*** Recorded data ***

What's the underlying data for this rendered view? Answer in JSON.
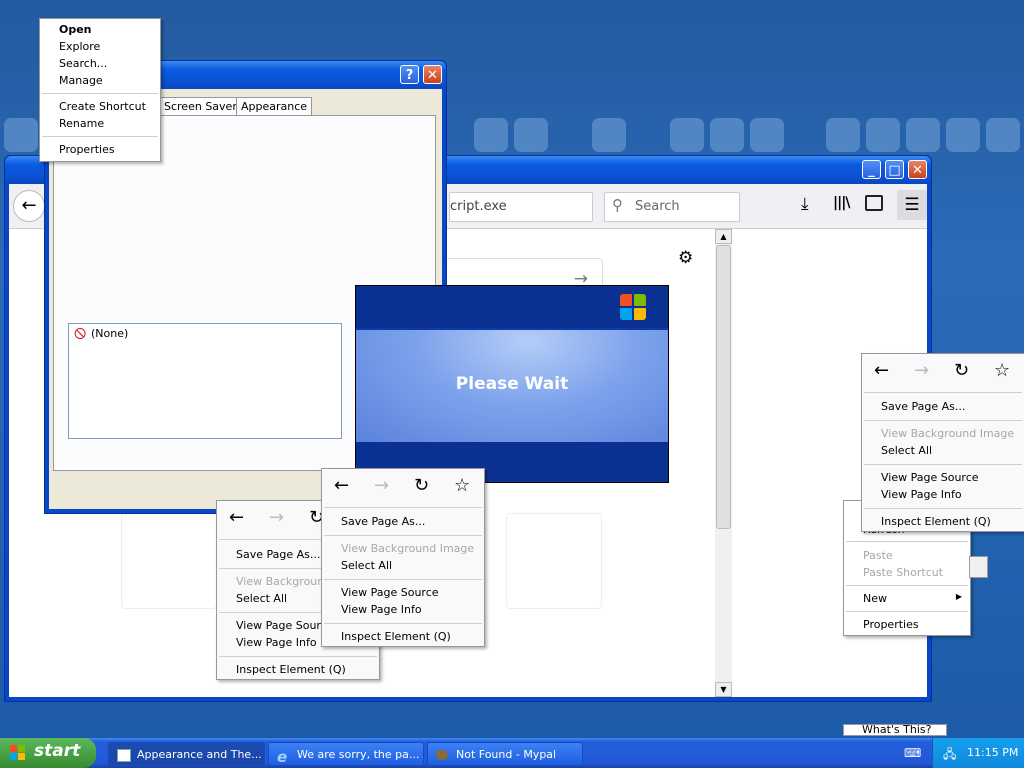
{
  "desktop_menu": {
    "items": [
      "Open",
      "Explore",
      "Search...",
      "Manage",
      "Create Shortcut",
      "Rename",
      "Properties"
    ]
  },
  "display_props": {
    "tabs": [
      "Screen Saver",
      "Appearance"
    ],
    "list_item": "(None)"
  },
  "browser": {
    "address_fragment": "cript.exe",
    "search_placeholder": "Search"
  },
  "please_wait": {
    "text": "Please Wait"
  },
  "fx_menu": {
    "save": "Save Page As...",
    "view_bg": "View Background Image",
    "view_bg_short": "View Background",
    "select_all": "Select All",
    "view_source": "View Page Source",
    "view_info": "View Page Info",
    "inspect": "Inspect Element (Q)"
  },
  "explorer_menu": {
    "refresh": "Refresh",
    "paste": "Paste",
    "paste_shortcut": "Paste Shortcut",
    "new": "New",
    "properties": "Properties"
  },
  "bottom_fragment": "What's This?",
  "taskbar": {
    "start": "start",
    "tasks": [
      "Appearance and The...",
      "We are sorry, the pa...",
      "Not Found - Mypal"
    ],
    "clock": "11:15 PM"
  }
}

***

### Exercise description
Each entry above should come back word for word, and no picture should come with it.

### Solution below
What's the underlying data for this rendered view? Answer in JSON.
{
  "desktop_menu": {
    "items": [
      "Open",
      "Explore",
      "Search...",
      "Manage",
      "Create Shortcut",
      "Rename",
      "Properties"
    ]
  },
  "display_props": {
    "tabs": [
      "Screen Saver",
      "Appearance"
    ],
    "list_item": "(None)"
  },
  "browser": {
    "address_fragment": "cript.exe",
    "search_placeholder": "Search"
  },
  "please_wait": {
    "text": "Please Wait"
  },
  "fx_menu": {
    "save": "Save Page As...",
    "view_bg": "View Background Image",
    "view_bg_short": "View Background",
    "select_all": "Select All",
    "view_source": "View Page Source",
    "view_info": "View Page Info",
    "inspect": "Inspect Element (Q)"
  },
  "explorer_menu": {
    "refresh": "Refresh",
    "paste": "Paste",
    "paste_shortcut": "Paste Shortcut",
    "new": "New",
    "properties": "Properties"
  },
  "bottom_fragment": "What's This?",
  "taskbar": {
    "start": "start",
    "tasks": [
      "Appearance and The...",
      "We are sorry, the pa...",
      "Not Found - Mypal"
    ],
    "clock": "11:15 PM"
  }
}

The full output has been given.